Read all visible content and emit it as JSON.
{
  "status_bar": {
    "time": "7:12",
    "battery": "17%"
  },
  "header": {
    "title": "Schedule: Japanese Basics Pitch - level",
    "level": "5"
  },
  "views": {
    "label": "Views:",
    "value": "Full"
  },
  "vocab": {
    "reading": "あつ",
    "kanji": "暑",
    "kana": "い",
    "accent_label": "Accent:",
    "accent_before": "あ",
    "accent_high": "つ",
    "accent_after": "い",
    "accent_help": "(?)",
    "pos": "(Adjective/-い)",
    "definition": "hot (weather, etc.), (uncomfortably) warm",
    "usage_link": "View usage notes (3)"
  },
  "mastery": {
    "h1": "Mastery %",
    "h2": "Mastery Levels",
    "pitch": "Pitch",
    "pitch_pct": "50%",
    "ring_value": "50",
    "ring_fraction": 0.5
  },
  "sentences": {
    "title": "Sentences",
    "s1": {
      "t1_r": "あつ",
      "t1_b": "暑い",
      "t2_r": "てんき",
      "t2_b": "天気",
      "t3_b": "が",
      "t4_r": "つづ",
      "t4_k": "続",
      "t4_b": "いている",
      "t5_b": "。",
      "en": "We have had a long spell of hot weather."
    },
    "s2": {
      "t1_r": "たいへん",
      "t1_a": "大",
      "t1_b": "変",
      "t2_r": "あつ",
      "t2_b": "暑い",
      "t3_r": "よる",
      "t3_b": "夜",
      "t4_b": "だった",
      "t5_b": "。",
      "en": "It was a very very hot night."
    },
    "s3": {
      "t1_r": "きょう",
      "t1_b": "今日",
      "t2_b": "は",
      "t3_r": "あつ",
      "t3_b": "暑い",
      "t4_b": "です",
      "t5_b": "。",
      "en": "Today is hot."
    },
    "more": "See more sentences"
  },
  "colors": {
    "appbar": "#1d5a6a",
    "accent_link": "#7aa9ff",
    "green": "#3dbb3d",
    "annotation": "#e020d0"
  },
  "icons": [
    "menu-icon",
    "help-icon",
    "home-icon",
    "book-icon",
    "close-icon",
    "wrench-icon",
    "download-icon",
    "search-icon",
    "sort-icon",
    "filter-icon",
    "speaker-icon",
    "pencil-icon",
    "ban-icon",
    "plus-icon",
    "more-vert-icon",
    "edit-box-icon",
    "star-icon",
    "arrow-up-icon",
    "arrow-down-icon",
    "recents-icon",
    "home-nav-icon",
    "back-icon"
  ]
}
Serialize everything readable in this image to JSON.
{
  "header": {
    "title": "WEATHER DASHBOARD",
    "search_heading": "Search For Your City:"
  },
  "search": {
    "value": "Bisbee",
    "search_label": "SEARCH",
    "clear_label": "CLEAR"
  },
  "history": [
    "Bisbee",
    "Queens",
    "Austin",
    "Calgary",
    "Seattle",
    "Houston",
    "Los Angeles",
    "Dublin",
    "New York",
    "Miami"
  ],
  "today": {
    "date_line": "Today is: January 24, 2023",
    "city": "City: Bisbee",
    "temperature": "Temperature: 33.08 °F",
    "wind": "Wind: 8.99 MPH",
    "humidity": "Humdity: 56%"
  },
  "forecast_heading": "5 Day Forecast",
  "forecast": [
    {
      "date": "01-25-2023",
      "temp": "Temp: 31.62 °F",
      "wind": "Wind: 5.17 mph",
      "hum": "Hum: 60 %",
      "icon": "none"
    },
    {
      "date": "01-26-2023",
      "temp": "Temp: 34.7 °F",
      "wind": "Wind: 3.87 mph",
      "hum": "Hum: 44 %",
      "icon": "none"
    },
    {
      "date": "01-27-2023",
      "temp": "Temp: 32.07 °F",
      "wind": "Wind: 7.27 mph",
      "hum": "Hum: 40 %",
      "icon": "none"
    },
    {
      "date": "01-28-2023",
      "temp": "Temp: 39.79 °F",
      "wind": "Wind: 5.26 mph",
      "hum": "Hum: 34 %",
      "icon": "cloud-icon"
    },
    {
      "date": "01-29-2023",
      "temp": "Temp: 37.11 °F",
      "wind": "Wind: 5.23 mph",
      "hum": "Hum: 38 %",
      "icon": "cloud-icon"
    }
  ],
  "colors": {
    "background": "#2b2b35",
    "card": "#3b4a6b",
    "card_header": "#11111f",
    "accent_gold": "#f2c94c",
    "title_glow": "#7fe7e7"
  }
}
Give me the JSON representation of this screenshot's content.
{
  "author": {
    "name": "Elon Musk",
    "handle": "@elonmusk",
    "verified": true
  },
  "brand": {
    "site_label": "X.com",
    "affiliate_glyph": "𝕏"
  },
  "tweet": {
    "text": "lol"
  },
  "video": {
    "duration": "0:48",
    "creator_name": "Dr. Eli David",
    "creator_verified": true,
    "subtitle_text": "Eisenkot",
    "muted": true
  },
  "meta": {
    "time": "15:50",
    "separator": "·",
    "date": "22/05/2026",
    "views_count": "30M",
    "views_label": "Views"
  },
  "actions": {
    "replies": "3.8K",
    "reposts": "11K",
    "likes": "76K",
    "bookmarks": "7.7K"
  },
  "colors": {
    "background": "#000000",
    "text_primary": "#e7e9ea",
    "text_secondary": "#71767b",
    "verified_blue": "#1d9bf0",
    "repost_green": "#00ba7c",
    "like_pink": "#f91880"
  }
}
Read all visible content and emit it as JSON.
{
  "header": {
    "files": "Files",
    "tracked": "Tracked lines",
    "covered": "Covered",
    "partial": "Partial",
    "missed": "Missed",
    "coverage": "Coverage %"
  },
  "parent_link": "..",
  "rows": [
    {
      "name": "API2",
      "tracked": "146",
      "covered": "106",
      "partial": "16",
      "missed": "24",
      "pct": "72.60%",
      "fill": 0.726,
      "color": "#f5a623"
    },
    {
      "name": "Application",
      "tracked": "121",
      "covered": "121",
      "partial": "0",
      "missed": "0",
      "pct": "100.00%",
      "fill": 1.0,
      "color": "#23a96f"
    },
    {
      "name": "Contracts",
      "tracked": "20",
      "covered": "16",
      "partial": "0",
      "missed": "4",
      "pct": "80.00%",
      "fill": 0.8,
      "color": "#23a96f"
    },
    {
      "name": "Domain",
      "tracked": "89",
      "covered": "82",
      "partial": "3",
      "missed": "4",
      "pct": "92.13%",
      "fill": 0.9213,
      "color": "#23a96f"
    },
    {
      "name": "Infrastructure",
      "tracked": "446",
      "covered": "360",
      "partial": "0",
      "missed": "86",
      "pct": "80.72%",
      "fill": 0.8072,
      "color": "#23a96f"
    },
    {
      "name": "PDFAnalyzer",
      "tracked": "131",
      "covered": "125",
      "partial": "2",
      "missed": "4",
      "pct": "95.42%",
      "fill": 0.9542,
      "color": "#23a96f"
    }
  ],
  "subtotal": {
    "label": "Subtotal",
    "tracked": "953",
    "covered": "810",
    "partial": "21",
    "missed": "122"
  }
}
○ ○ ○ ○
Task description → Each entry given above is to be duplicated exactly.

Task answer →
Read all visible content and emit it as JSON.
{
  "status_bar": {
    "time": "7:12",
    "battery": "17%"
  },
  "header": {
    "title": "Schedule: Japanese Basics Pitch - level",
    "level": "5"
  },
  "views": {
    "label": "Views:",
    "value": "Full"
  },
  "vocab": {
    "reading": "あつ",
    "kanji": "暑",
    "kana": "い",
    "accent_label": "Accent:",
    "accent_before": "あ",
    "accent_high": "つ",
    "accent_after": "い",
    "accent_help": "(?)",
    "pos": "(Adjective/-い)",
    "definition": "hot (weather, etc.), (uncomfortably) warm",
    "usage_link": "View usage notes (3)"
  },
  "mastery": {
    "h1": "Mastery %",
    "h2": "Mastery Levels",
    "pitch": "Pitch",
    "pitch_pct": "50%",
    "ring_value": "50",
    "ring_fraction": 0.5
  },
  "sentences": {
    "title": "Sentences",
    "s1": {
      "t1_r": "あつ",
      "t1_b": "暑い",
      "t2_r": "てんき",
      "t2_b": "天気",
      "t3_b": "が",
      "t4_r": "つづ",
      "t4_k": "続",
      "t4_b": "いている",
      "t5_b": "。",
      "en": "We have had a long spell of hot weather."
    },
    "s2": {
      "t1_r": "たいへん",
      "t1_a": "大",
      "t1_b": "変",
      "t2_r": "あつ",
      "t2_b": "暑い",
      "t3_r": "よる",
      "t3_b": "夜",
      "t4_b": "だった",
      "t5_b": "。",
      "en": "It was a very very hot night."
    },
    "s3": {
      "t1_r": "きょう",
      "t1_b": "今日",
      "t2_b": "は",
      "t3_r": "あつ",
      "t3_b": "暑い",
      "t4_b": "です",
      "t5_b": "。",
      "en": "Today is hot."
    },
    "more": "See more sentences"
  },
  "colors": {
    "appbar": "#1d5a6a",
    "accent_link": "#7aa9ff",
    "green": "#3dbb3d",
    "annotation": "#e020d0"
  },
  "icons": [
    "menu-icon",
    "help-icon",
    "home-icon",
    "book-icon",
    "close-icon",
    "wrench-icon",
    "download-icon",
    "search-icon",
    "sort-icon",
    "filter-icon",
    "speaker-icon",
    "pencil-icon",
    "ban-icon",
    "plus-icon",
    "more-vert-icon",
    "edit-box-icon",
    "star-icon",
    "arrow-up-icon",
    "arrow-down-icon",
    "recents-icon",
    "home-nav-icon",
    "back-icon"
  ]
}
Serialize everything readable in this image to JSON.
{
  "header": {
    "title": "WEATHER DASHBOARD",
    "search_heading": "Search For Your City:"
  },
  "search": {
    "value": "Bisbee",
    "search_label": "SEARCH",
    "clear_label": "CLEAR"
  },
  "history": [
    "Bisbee",
    "Queens",
    "Austin",
    "Calgary",
    "Seattle",
    "Houston",
    "Los Angeles",
    "Dublin",
    "New York",
    "Miami"
  ],
  "today": {
    "date_line": "Today is: January 24, 2023",
    "city": "City: Bisbee",
    "temperature": "Temperature: 33.08 °F",
    "wind": "Wind: 8.99 MPH",
    "humidity": "Humdity: 56%"
  },
  "forecast_heading": "5 Day Forecast",
  "forecast": [
    {
      "date": "01-25-2023",
      "temp": "Temp: 31.62 °F",
      "wind": "Wind: 5.17 mph",
      "hum": "Hum: 60 %",
      "icon": "none"
    },
    {
      "date": "01-26-2023",
      "temp": "Temp: 34.7 °F",
      "wind": "Wind: 3.87 mph",
      "hum": "Hum: 44 %",
      "icon": "none"
    },
    {
      "date": "01-27-2023",
      "temp": "Temp: 32.07 °F",
      "wind": "Wind: 7.27 mph",
      "hum": "Hum: 40 %",
      "icon": "none"
    },
    {
      "date": "01-28-2023",
      "temp": "Temp: 39.79 °F",
      "wind": "Wind: 5.26 mph",
      "hum": "Hum: 34 %",
      "icon": "cloud-icon"
    },
    {
      "date": "01-29-2023",
      "temp": "Temp: 37.11 °F",
      "wind": "Wind: 5.23 mph",
      "hum": "Hum: 38 %",
      "icon": "cloud-icon"
    }
  ],
  "colors": {
    "background": "#2b2b35",
    "card": "#3b4a6b",
    "card_header": "#11111f",
    "accent_gold": "#f2c94c",
    "title_glow": "#7fe7e7"
  }
}
Give me the JSON representation of this screenshot's content.
{
  "author": {
    "name": "Elon Musk",
    "handle": "@elonmusk",
    "verified": true
  },
  "brand": {
    "site_label": "X.com",
    "affiliate_glyph": "𝕏"
  },
  "tweet": {
    "text": "lol"
  },
  "video": {
    "duration": "0:48",
    "creator_name": "Dr. Eli David",
    "creator_verified": true,
    "subtitle_text": "Eisenkot",
    "muted": true
  },
  "meta": {
    "time": "15:50",
    "separator": "·",
    "date": "22/05/2026",
    "views_count": "30M",
    "views_label": "Views"
  },
  "actions": {
    "replies": "3.8K",
    "reposts": "11K",
    "likes": "76K",
    "bookmarks": "7.7K"
  },
  "colors": {
    "background": "#000000",
    "text_primary": "#e7e9ea",
    "text_secondary": "#71767b",
    "verified_blue": "#1d9bf0",
    "repost_green": "#00ba7c",
    "like_pink": "#f91880"
  }
}
Read all visible content and emit it as JSON.
{
  "header": {
    "files": "Files",
    "tracked": "Tracked lines",
    "covered": "Covered",
    "partial": "Partial",
    "missed": "Missed",
    "coverage": "Coverage %"
  },
  "parent_link": "..",
  "rows": [
    {
      "name": "API2",
      "tracked": "146",
      "covered": "106",
      "partial": "16",
      "missed": "24",
      "pct": "72.60%",
      "fill": 0.726,
      "color": "#f5a623"
    },
    {
      "name": "Application",
      "tracked": "121",
      "covered": "121",
      "partial": "0",
      "missed": "0",
      "pct": "100.00%",
      "fill": 1.0,
      "color": "#23a96f"
    },
    {
      "name": "Contracts",
      "tracked": "20",
      "covered": "16",
      "partial": "0",
      "missed": "4",
      "pct": "80.00%",
      "fill": 0.8,
      "color": "#23a96f"
    },
    {
      "name": "Domain",
      "tracked": "89",
      "covered": "82",
      "partial": "3",
      "missed": "4",
      "pct": "92.13%",
      "fill": 0.9213,
      "color": "#23a96f"
    },
    {
      "name": "Infrastructure",
      "tracked": "446",
      "covered": "360",
      "partial": "0",
      "missed": "86",
      "pct": "80.72%",
      "fill": 0.8072,
      "color": "#23a96f"
    },
    {
      "name": "PDFAnalyzer",
      "tracked": "131",
      "covered": "125",
      "partial": "2",
      "missed": "4",
      "pct": "95.42%",
      "fill": 0.9542,
      "color": "#23a96f"
    }
  ],
  "subtotal": {
    "label": "Subtotal",
    "tracked": "953",
    "covered": "810",
    "partial": "21",
    "missed": "122"
  }
}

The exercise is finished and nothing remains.